→ THE PROBLEM
Which lines of the entries contain the word "screenshot"? Please list them.

*** Opening of DATA TO EXAMINE ***

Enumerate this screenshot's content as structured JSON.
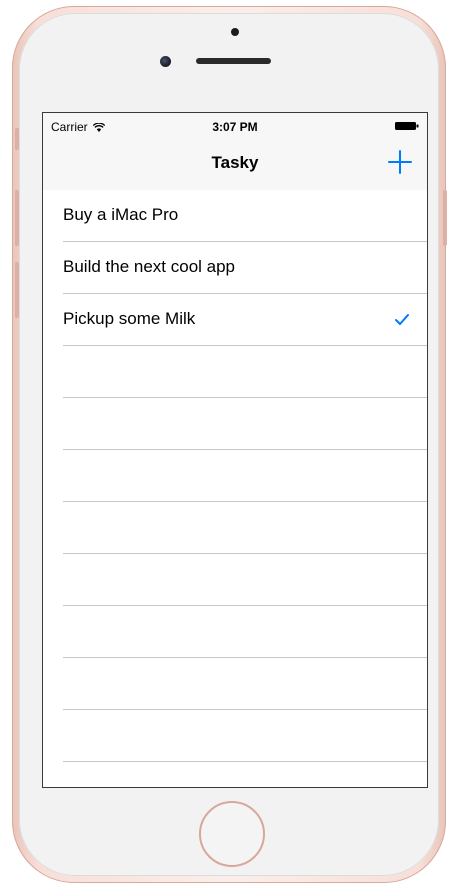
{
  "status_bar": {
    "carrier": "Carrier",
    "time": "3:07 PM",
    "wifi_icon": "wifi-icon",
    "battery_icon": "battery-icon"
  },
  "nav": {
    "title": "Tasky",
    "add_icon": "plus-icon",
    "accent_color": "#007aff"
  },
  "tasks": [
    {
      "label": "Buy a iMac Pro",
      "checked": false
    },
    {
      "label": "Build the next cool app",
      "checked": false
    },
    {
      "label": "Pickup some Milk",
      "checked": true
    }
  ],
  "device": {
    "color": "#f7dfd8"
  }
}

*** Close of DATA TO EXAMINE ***
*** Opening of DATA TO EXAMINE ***

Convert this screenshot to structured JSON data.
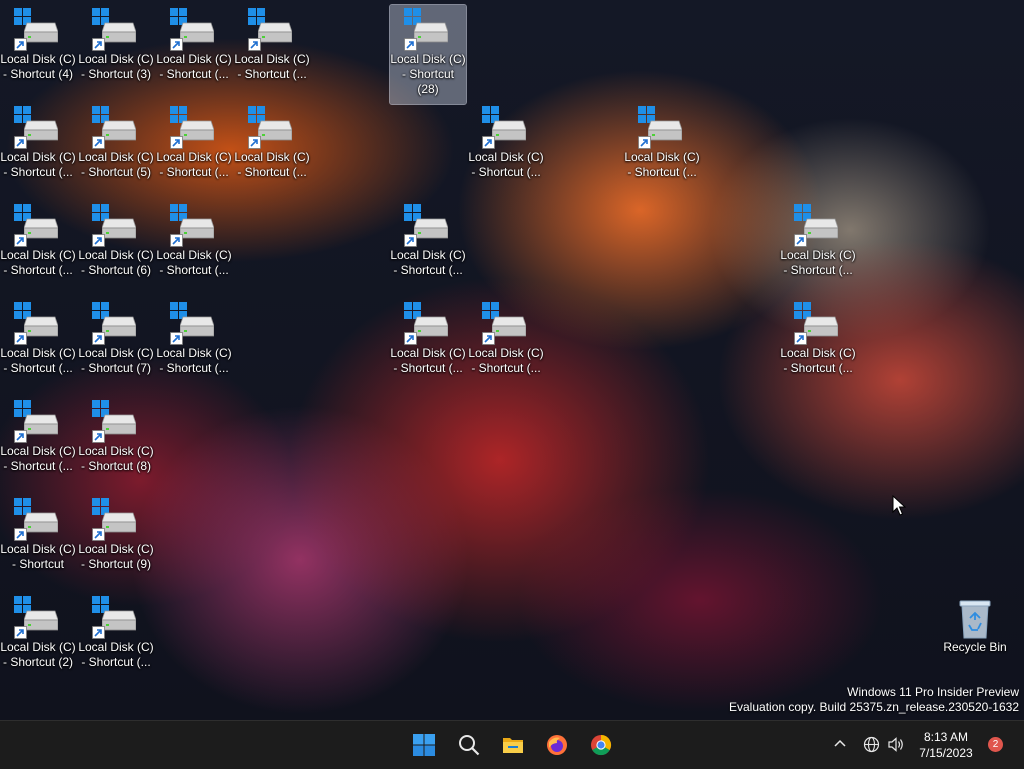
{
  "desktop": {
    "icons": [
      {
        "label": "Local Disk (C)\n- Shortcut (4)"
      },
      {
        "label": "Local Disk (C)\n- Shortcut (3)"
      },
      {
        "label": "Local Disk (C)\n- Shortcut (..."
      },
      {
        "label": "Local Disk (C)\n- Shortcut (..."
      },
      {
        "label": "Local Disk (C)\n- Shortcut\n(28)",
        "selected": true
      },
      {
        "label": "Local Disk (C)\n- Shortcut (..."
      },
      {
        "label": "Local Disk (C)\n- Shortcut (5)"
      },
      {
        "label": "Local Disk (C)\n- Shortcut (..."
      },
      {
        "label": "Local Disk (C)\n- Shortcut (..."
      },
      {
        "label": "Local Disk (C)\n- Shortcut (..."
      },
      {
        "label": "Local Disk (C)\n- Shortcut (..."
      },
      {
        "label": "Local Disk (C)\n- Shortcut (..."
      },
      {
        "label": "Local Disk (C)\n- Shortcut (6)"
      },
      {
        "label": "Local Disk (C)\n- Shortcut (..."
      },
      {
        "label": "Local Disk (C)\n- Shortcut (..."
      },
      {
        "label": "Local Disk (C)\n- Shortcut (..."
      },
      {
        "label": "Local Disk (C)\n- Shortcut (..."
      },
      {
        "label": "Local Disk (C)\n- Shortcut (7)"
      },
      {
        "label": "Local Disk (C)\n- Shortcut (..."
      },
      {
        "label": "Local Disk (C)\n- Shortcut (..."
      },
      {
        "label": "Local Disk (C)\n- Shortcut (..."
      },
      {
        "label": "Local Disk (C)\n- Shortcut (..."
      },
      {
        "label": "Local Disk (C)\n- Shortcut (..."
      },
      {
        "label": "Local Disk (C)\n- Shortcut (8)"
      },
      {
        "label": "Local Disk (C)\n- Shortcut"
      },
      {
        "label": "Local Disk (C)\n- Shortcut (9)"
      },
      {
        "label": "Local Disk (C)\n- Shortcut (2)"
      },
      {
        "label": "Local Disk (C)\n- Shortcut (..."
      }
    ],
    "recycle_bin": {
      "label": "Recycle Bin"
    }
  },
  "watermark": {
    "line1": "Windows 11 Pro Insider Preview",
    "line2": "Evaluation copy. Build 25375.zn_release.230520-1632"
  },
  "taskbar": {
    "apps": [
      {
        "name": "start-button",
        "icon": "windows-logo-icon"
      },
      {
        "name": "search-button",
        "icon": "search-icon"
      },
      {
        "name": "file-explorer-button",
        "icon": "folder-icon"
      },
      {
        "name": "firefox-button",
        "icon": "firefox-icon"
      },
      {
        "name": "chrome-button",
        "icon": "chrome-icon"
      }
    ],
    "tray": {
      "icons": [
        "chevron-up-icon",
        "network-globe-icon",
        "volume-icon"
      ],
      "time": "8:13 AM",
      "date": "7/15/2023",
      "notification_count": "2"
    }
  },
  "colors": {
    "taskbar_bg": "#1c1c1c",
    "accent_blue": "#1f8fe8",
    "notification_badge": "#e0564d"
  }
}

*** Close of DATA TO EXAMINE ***

→ ANSWER BELOW
Enumerate this screenshot's content as structured JSON.
Convert this screenshot to structured JSON data.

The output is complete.